Sudbury·LIVING LANGUAGES

Living Languages looks at how Indigenous languages are being revitalized in northern Ontario

Waubgeshig Rice, host of CBC Sudbury’s afternoon show, Up North, interviews Indigenous language speakers from northern Ontario to celebrate the United Nations International Year of Indigenous Languages.

CBC Sudbury’s afternoon show Up North highlights Indigenous languages

Waubgeshig Rice, host of CBC Sudbury's afternoon show, Up North, embarked on a project to highlight Indigenous languages spoken in northern Ontario to celebrate the United Nations International Year of Indigenous Languages. (Yvon Theriault/CBC)

The United Nations General Assembly proclaimed 2019 as the International Year of Indigenous Languages to raise awareness of the critical situation of indigenous languages.

Languages are key to understanding Indigenous culture and history in northern Ontario.
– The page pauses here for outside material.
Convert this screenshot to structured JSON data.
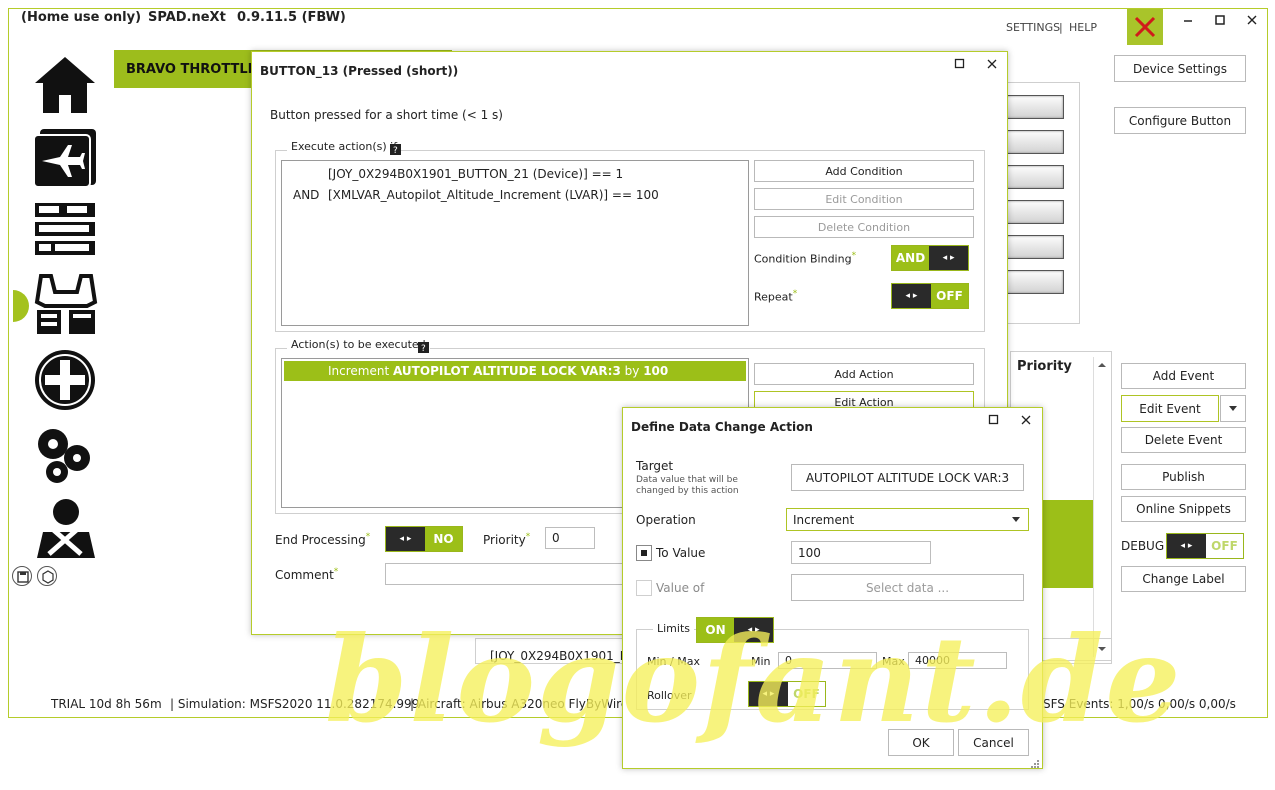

Yet, they are in danger of disappearing. The United Nations made the declaration to encourage urgent action to preserve and revitalize them. 

To promote Indigenous languages, CBC Sudbury's afternoon program, Up North, embarked on a project to highlight the languages spoken in northern Ontario, and the people who are passionate about teaching and preserving them.
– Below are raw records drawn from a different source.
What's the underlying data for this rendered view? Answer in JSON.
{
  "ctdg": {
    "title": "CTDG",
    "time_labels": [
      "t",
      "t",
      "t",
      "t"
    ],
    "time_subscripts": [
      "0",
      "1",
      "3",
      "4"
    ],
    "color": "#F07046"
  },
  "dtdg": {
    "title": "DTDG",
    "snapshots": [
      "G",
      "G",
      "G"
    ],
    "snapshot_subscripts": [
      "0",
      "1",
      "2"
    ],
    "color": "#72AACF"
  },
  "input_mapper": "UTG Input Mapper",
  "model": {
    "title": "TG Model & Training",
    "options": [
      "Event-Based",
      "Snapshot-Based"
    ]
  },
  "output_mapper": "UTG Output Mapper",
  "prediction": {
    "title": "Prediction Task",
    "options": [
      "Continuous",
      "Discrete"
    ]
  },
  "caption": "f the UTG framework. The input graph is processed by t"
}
Up North host, Waubgeshig Rice, talked with Indigenous language speakers from different communities who shared their knowledge of Anishinaabemowin (the Ojibwe language), Cree or Oji-Cree. 

There are stories about how Indigenous languages are being revitalized in the north. There are conversations about achievements that had an impact on people both Indigenous and non-Indigenous. And there are lessons that illustrated the beauty and complexity of the spoken word.

In this first episode of Living Languages, Waub shared a few words of his own.

We introduce a brand new weekly segment on Up North. The year 2019 was declared the year of Indigenous languages by the United Nations. We'll be featuring the indigenous languages spoken in northern Ontario. Our own Waubgeshig Rice primed the pump with a couple of Ojibwe words you can use. 1:56

With files from Waubgeshig Rice

now